On 5/8/2018 11:00 PM, Jeff Urban wrote:
There must be some sort of error concerning the connection at BB. If it is as shown there would never be any output. It is either a mistake or they found a new way to use a symbol. I have run into alot of that in consumer, so much so that I always check, never trust. I have seen a line representing a wire or trace on a PC tht says 12 volts and about an inch away says 0 volts.
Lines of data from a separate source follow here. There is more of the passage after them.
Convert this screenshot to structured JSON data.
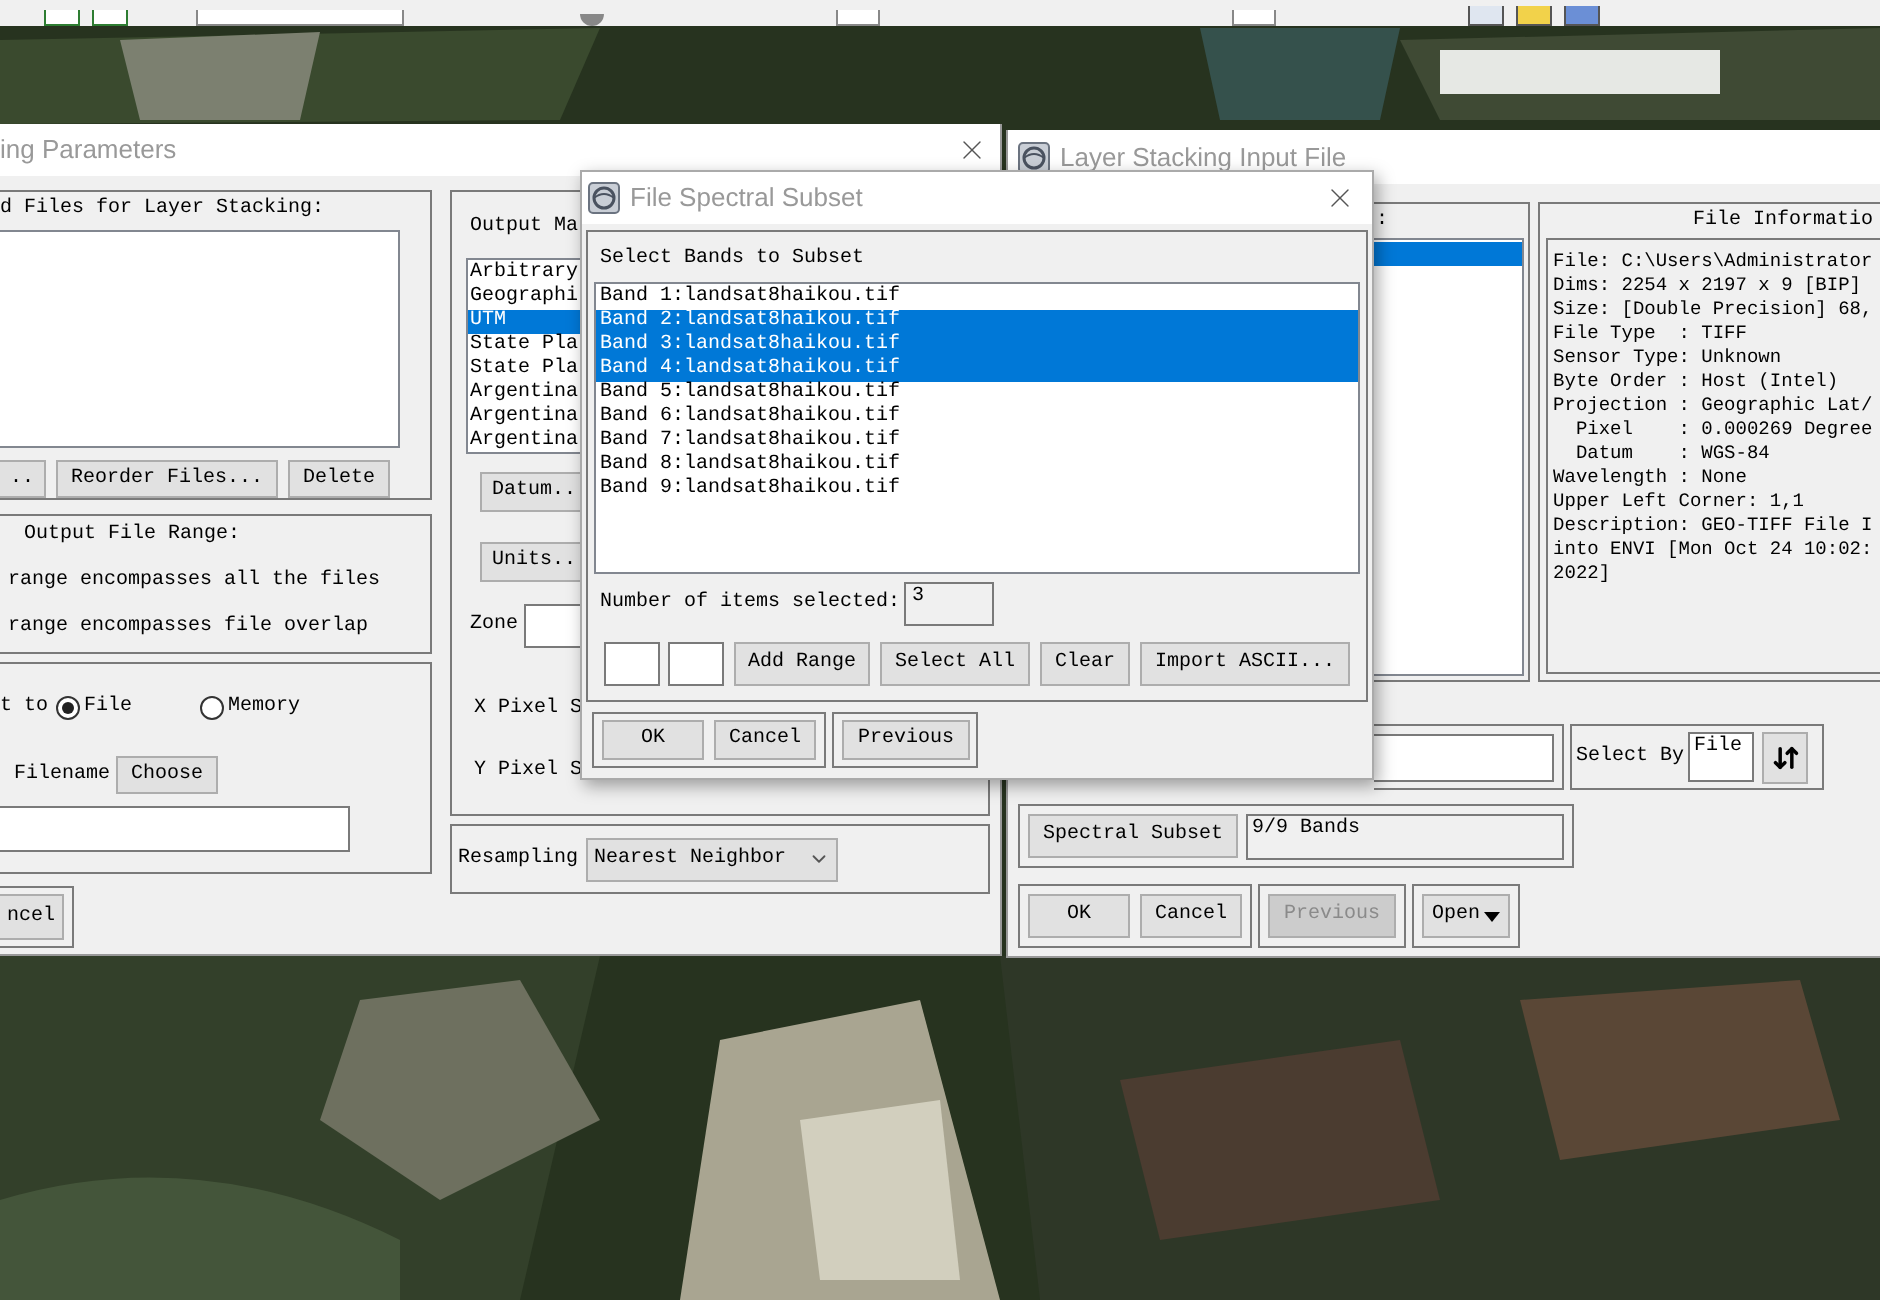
{
  "left_window": {
    "title": "ing Parameters",
    "files_label": "d Files for Layer Stacking:",
    "file_buttons": [
      "..",
      "Reorder Files...",
      "Delete"
    ],
    "range_title": "Output File Range:",
    "range_options": [
      "range encompasses all the files",
      "range encompasses file overlap"
    ],
    "output_label": "t to",
    "output_options": [
      {
        "label": "File",
        "selected": true
      },
      {
        "label": "Memory",
        "selected": false
      }
    ],
    "filename_label": "Filename",
    "choose_button": "Choose",
    "cancel_button": "ncel",
    "map_label": "Output Ma",
    "projections": [
      {
        "label": "Arbitrary",
        "selected": false
      },
      {
        "label": "Geographi",
        "selected": false
      },
      {
        "label": "UTM",
        "selected": true
      },
      {
        "label": "State Pla",
        "selected": false
      },
      {
        "label": "State Pla",
        "selected": false
      },
      {
        "label": "Argentina",
        "selected": false
      },
      {
        "label": "Argentina",
        "selected": false
      },
      {
        "label": "Argentina",
        "selected": false
      }
    ],
    "datum_button": "Datum..",
    "units_button": "Units..",
    "zone_label": "Zone",
    "x_pixel_label": "X Pixel S",
    "y_pixel_label": "Y Pixel S",
    "resampling_label": "Resampling",
    "resampling_value": "Nearest Neighbor"
  },
  "subset_window": {
    "title": "File Spectral Subset",
    "list_label": "Select Bands to Subset",
    "bands": [
      {
        "label": "Band 1:landsat8haikou.tif",
        "selected": false
      },
      {
        "label": "Band 2:landsat8haikou.tif",
        "selected": true
      },
      {
        "label": "Band 3:landsat8haikou.tif",
        "selected": true
      },
      {
        "label": "Band 4:landsat8haikou.tif",
        "selected": true
      },
      {
        "label": "Band 5:landsat8haikou.tif",
        "selected": false
      },
      {
        "label": "Band 6:landsat8haikou.tif",
        "selected": false
      },
      {
        "label": "Band 7:landsat8haikou.tif",
        "selected": false
      },
      {
        "label": "Band 8:landsat8haikou.tif",
        "selected": false
      },
      {
        "label": "Band 9:landsat8haikou.tif",
        "selected": false
      }
    ],
    "count_label": "Number of items selected:",
    "count_value": "3",
    "range_buttons": [
      "Add Range",
      "Select All",
      "Clear",
      "Import ASCII..."
    ],
    "ok_button": "OK",
    "cancel_button": "Cancel",
    "previous_button": "Previous"
  },
  "input_window": {
    "title": "Layer Stacking Input File",
    "list_label": ":",
    "file_rows": [
      {
        "selected": true
      }
    ],
    "info_title": "File Informatio",
    "info_lines": [
      "File: C:\\Users\\Administrator",
      "Dims: 2254 x 2197 x 9 [BIP]",
      "Size: [Double Precision] 68,",
      "File Type  : TIFF",
      "Sensor Type: Unknown",
      "Byte Order : Host (Intel)",
      "Projection : Geographic Lat/",
      "  Pixel    : 0.000269 Degree",
      "  Datum    : WGS-84",
      "Wavelength : None",
      "Upper Left Corner: 1,1",
      "Description: GEO-TIFF File I",
      "into ENVI [Mon Oct 24 10:02:",
      "2022]"
    ],
    "select_by_label": "Select By",
    "select_by_value": "File",
    "subset_button": "Spectral Subset",
    "subset_value": "9/9 Bands",
    "button_groups": [
      [
        {
          "label": "OK",
          "disabled": false,
          "kind": "push"
        },
        {
          "label": "Cancel",
          "disabled": false,
          "kind": "push"
        }
      ],
      [
        {
          "label": "Previous",
          "disabled": true,
          "kind": "push"
        }
      ],
      [
        {
          "label": "Open",
          "disabled": false,
          "kind": "menu"
        }
      ]
    ]
  }
}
I have seen mistakes that would pretty much turn the unit into a bomb. (almost wonder if they'e really mistakes...)

ArtekManuals
 

Dale
[REPLY OFF LIST]

Unless I missed something it appears to me that the 453 manual on Bama is part # 070-0478-00 which is for serial #'s below 20000. The manual for the higher serial numbers is 070-0755-00

-DC
manuals@...

On 5/9/2018 10:07 AM, Dale H. Cook wrote:
At 09:49 AM 5/9/2018, Chuck Harris wrote:

The drawn line that connects them was originally blue, or grey, and has had its density, and color, mucked with by the scanner until it appears black, like an ordinary wire.
That is one reason why my 453 (Serial 20,000+) scan at BAMA has those prints scanned in color.

Dale H. Cook, GR/HP/Tek Collector, Roanoke/Lynchburg, VA
http://plymouthcolony.net/starcity/radios/index.html



--
Dave
Manuals@...
www.ArtekManuals.com

ArtekManuals
 

Ooooops

Well I meant to reply OFF LIST Still getting userd to Groups.IO
-DC

On 5/9/2018 11:39 AM, Artekmedia wrote:
Dale
[REPLY OFF LIST]

Unless I missed something it appears to me that the 453 manual on Bama is part # 070-0478-00 which is for serial #'s below 20000. The manual for the higher serial numbers is 070-0755-00

-DC
manuals@...

On 5/9/2018 10:07 AM, Dale H. Cook wrote:
At 09:49 AM 5/9/2018, Chuck Harris wrote:

The drawn line that connects them was originally blue, or grey, and has had its density, and color, mucked with by the scanner until it appears black, like an ordinary wire.
That is one reason why my 453 (Serial 20,000+) scan at BAMA has those prints scanned in color.

Dale H. Cook, GR/HP/Tek Collector, Roanoke/Lynchburg, VA
http://plymouthcolony.net/starcity/radios/index.html




--
Dave
Manuals@...
www.ArtekManuals.com

 

On Wed, May 9, 2018 at 08:13 am, Mike Merigliano wrote:


There is no error here; BB is a ground point, and the emitter of Q1274 goes to
it via R1274 in series.
Then there can be no output at the calibrator terminal unless the whole thing floats and has a separately isolated power supply. The signal would forever be shorted to ground.